« Reply #14 on: February 10, 2022, 11:17:11 AM »
I think it's probably more the need to set retainers northbound, than higher speeds southbound. The mathematics can be summarized like this: You always lose more time stopping than you can make up for by speeding. If you are going 20mph, and you stop for 3 minutes, you lose 1 mile. To regain your schedule, you need to double your speed (40 mph) for an equal time (3 min), and it takes twice the distance (2 miles). If you can only increase your speed by 50% (30 mph), you need 6 minutes and 3 miles to regain schedule.

I looked through the timetables in Jones & Register, and although there are only four examples, I found a couple of intricacies worth pointing out:

- In 1910, the southbound timings (in minutes) are 8, 10, 7, while the northbound timings are 7, 12, 8. Depending on which trains you pair up, you can make NB equal to or even faster than SB.
- The caption on p.354 makes the following assertion: "...the differences in the schedules undoubtedly were based on the amount of work each mixed train normally was expected to do."
- Alna Center is a flag stop, so the timing is going to be squidgy at that point anyway. I wonder what happens when you look at timings from SS to Head Tide.
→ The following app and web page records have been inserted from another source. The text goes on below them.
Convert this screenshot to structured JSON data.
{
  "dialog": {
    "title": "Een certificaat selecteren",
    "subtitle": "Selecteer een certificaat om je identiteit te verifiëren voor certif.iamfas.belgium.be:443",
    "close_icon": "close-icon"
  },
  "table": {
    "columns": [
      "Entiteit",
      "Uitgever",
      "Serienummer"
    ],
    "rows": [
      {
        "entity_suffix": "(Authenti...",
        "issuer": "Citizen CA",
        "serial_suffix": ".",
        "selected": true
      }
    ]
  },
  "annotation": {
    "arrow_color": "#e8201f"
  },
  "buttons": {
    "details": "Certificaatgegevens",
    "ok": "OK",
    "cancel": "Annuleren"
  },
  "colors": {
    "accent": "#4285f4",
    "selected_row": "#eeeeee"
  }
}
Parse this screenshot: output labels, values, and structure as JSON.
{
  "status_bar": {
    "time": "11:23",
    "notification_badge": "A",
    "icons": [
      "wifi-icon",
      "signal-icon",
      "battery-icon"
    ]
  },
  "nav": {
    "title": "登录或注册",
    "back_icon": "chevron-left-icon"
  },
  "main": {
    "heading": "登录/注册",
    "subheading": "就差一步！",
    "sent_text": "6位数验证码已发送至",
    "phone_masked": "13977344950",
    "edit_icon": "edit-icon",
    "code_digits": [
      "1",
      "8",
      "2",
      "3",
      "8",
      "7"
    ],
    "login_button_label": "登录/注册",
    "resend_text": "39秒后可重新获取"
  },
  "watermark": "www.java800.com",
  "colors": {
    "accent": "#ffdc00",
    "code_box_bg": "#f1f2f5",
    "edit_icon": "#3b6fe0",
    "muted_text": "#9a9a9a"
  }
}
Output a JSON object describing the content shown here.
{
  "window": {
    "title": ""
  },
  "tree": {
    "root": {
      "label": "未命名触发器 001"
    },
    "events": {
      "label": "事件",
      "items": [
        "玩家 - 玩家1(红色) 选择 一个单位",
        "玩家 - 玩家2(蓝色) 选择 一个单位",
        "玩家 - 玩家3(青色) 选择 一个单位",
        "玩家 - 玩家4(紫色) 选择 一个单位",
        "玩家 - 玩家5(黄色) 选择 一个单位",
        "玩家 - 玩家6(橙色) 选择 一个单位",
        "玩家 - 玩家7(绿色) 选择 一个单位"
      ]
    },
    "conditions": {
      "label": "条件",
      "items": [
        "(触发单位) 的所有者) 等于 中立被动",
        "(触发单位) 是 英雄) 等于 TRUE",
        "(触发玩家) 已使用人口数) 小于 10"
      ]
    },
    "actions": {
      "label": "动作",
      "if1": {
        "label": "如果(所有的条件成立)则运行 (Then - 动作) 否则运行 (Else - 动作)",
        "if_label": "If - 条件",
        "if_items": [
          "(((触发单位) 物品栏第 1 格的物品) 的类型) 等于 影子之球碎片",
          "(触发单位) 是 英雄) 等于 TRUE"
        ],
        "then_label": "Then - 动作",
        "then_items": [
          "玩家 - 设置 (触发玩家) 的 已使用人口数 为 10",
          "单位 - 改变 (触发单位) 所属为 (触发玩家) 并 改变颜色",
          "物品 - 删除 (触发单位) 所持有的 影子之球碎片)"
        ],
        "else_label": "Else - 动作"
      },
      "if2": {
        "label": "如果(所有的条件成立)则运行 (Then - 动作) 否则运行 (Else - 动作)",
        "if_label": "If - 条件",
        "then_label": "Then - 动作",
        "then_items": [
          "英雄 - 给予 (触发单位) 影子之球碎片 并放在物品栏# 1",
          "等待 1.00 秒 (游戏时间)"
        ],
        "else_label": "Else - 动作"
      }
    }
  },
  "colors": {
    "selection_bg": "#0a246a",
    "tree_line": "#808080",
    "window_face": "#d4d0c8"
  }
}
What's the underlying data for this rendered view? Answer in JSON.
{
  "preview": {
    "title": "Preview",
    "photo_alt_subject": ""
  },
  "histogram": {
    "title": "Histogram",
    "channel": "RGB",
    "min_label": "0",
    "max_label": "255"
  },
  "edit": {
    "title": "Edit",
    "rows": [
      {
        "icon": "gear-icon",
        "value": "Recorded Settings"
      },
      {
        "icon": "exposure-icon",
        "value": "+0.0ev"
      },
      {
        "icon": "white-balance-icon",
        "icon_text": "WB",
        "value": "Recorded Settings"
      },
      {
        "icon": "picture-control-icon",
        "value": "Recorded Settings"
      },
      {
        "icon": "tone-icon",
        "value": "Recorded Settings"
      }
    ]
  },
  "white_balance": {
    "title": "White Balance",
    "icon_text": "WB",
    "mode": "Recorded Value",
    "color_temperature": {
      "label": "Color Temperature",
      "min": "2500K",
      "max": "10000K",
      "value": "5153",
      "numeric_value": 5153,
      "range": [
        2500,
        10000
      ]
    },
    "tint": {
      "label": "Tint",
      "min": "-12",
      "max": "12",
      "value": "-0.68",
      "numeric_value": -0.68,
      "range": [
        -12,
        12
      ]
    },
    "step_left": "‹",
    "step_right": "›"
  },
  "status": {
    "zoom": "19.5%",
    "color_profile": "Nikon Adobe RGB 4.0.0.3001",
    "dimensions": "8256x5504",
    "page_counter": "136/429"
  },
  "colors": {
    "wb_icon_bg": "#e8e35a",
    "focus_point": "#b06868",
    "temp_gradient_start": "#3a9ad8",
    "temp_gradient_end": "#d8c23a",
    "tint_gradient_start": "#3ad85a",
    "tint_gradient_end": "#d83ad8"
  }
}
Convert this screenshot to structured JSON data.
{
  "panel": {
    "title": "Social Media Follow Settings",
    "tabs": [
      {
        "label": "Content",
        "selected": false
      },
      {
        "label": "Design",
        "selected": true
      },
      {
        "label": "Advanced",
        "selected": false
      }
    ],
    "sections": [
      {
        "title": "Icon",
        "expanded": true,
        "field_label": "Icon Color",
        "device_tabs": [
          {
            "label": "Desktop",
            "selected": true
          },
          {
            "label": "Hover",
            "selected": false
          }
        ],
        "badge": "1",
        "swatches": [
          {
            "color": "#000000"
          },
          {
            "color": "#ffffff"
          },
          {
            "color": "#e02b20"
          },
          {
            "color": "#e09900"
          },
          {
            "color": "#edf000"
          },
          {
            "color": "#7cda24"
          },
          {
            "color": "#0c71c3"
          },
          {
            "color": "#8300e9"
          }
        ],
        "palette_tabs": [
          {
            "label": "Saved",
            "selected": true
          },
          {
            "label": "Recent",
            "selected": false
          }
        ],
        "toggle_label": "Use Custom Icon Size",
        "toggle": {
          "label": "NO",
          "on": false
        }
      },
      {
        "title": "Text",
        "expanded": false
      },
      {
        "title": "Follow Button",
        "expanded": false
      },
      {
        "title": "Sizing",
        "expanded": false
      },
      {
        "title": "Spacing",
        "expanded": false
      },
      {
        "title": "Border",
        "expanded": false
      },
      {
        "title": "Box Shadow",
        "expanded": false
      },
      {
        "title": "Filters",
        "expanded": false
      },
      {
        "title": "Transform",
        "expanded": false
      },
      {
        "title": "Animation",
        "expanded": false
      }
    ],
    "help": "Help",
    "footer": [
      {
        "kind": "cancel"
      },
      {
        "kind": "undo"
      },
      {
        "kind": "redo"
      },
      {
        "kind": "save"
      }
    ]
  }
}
« Last Edit: February 10, 2022, 11:31:47 AM by Benjamin Richards »